'I', writes Barthes, 'is not an innocent subject that is anterior to texts. . . . The I that approaches the text is itself already a plurality of other texts, of infinite or, more precisely, lost codes (whose origins are lost).'
The importance of authorial intention (hereafter AI) to some people obviously stems from a desire to safeguard interpretation, from the dangers of an anything goes 'relativism'. In this line of thinking, meaning is not created by readers but is embedded in the text by an author. The task for the interpreter then is to discern what the original author intended and to use this as a criterion for adjudicating proper interpretations.
While this is a most noble task, and one that I have often subscribed to in the past (and still slip into in moments of rhetorical weakness), it is I would suggest, at the same time, an inexact one.
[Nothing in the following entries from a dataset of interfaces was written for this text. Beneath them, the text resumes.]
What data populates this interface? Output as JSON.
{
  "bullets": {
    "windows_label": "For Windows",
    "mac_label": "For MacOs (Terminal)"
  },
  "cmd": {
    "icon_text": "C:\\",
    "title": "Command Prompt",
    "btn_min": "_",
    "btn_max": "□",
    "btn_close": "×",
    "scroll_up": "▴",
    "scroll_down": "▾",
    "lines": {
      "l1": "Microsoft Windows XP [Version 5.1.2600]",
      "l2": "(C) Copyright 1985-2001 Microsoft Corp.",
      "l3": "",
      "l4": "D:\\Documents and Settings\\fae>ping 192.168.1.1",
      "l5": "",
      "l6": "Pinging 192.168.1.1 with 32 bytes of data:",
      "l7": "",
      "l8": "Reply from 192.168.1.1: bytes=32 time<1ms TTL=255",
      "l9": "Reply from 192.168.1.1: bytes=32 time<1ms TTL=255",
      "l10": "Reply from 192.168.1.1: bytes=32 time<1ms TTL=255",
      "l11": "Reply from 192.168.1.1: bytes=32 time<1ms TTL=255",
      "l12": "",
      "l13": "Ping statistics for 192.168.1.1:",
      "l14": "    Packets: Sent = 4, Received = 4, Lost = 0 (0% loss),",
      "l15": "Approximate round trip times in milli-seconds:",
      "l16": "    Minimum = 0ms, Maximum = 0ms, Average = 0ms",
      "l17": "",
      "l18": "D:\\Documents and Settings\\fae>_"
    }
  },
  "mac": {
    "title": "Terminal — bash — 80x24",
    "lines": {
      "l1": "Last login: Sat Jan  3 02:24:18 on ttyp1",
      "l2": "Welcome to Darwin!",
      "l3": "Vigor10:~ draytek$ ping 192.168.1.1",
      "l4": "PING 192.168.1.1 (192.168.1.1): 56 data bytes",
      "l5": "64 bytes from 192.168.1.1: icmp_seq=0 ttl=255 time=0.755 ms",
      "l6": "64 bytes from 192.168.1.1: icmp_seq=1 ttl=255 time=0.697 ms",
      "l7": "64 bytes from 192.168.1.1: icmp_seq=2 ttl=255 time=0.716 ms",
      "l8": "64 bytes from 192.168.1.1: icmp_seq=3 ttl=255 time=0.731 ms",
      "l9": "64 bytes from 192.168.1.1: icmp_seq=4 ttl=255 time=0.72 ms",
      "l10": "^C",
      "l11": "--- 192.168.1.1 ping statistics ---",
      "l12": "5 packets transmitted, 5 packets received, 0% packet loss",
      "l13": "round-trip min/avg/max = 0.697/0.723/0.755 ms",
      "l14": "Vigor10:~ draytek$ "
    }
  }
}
Let us take for example Paul's letter to the Romans. After centuries of intense study, scholars cannot agree as to whether Paul wrote to Jews, to Gentiles, or to both; depending on which group one thinks the author addressed, scholars have come up with any number of reasons why Paul sought to address them. If these basic questions of 'intention' cannot be settled, how is 'AI' going to arbitrate between these subtleties. The affair ends up being quite circular.
I think authorial intention is misguided as the sole retainer of meaning for a number reasons:
The notion of meaning that results from a strict adherence to AI ends up resorting to a pre-linguistic meaning, meaning is something which the author wills. Terry Eagleton states:
It is as if meaning is a ghostly, wordless mental act which is then 'fixed' for all time in a particular set of material signs. It is an affair of consciousness, rather than of words. Quite what such a wordless consciousness consists in is not made plain. Imagine looking up from the text, and mean something, is the meaning any different from the words that express it? 
Here I quote Eagleton because he will say it so much better than me!
Even if critics could obtain access to an author's intention, would this securely ground the literary text in a determinate meaning? What if we asked for an account of the meaning of the author's intentions, and then for an account of that, and so on? Security is possible here only if authorial meanings are what Hirsch takes them to be: pure, solid, 'self-identical' facts which can be unimpeachably used to anchor the work. But this is a highly dubious way of seeing any kind of meaning at all. Meanings are not as stable and determinate as Hirsch thinks, even authorial ones - and the reason they are not is because, as he will not recognize, they are the products of language, which always has something slippery about it. It is difficult to Know what it could be to have a 'pure' intention or express a 'pure' meaning; it is only because Hirsch holds meaning apart from language that he is able to put trust in such chimeras. An author is translated and variously interpreted just like any other.
Another reason I feel AI is misguided is because it assumes that if the author is not the determiner of meaning, then the text can mean anything. Eagleton humorously calls this fallacy the argument from the floodgates. He rants:
Once you allow one person to be sick out of the car window without Imposing a lengthy gaol [jail] sentenced then before you know where you are motorists will be throwing up out of their vehicles all the time, and the roads will become impassable.
This fallacy is often invoked after a detractor of 'AI' has just spent considerable words on the deficiencies of 'AI', in which the defender of 'AI' cheekily muses about the detractors intentions.
It is true that I desire my own work to be understood and hence I do show an interest in 'AI' after all (although my grammar at times precludes this possibility). The wrong assumption, however, is that without 'AI' readers can make texts mean whatever they like. There are still good interpretations and bad ones. Even to ones detest, writing is like giving birth, and once the text is severed from the umbilical cord it is no longer our own. We simply offer it to the world and see if it convinces anyone. If it convinces many, it might even become a consensus (although consensuses never seem to last long). The adjudicators of good and bad become what Stanley Fish calls our interpretive communities.
My final remark is that what one sees depends primarily on where one stands. There is no known way to shed our selves from our social contexts. We can not pick ourselves up by our bootstraps up to Olympian heights so as to get the objective view of what the author meant. This is even more precarious when the author is dead, and cannot answer our queries.
I offer this in humility believing in a God who makes meaning possible, but conceding that meaning is not a possession, 'For now we see in a mirror dimly.'
 Roland Barthes, S/Z (New York: Hill and Wang, 1974), 10.
 Terry Eagleton, Literary Theory: An Introduction (Minneapolis: University of Minnesota Press, 1983), 67.
 Eagleton, Literary Theory: An Introduction, 69.
 Terry Eagleton, After Theory (London: Allen Lane, 2003), 205.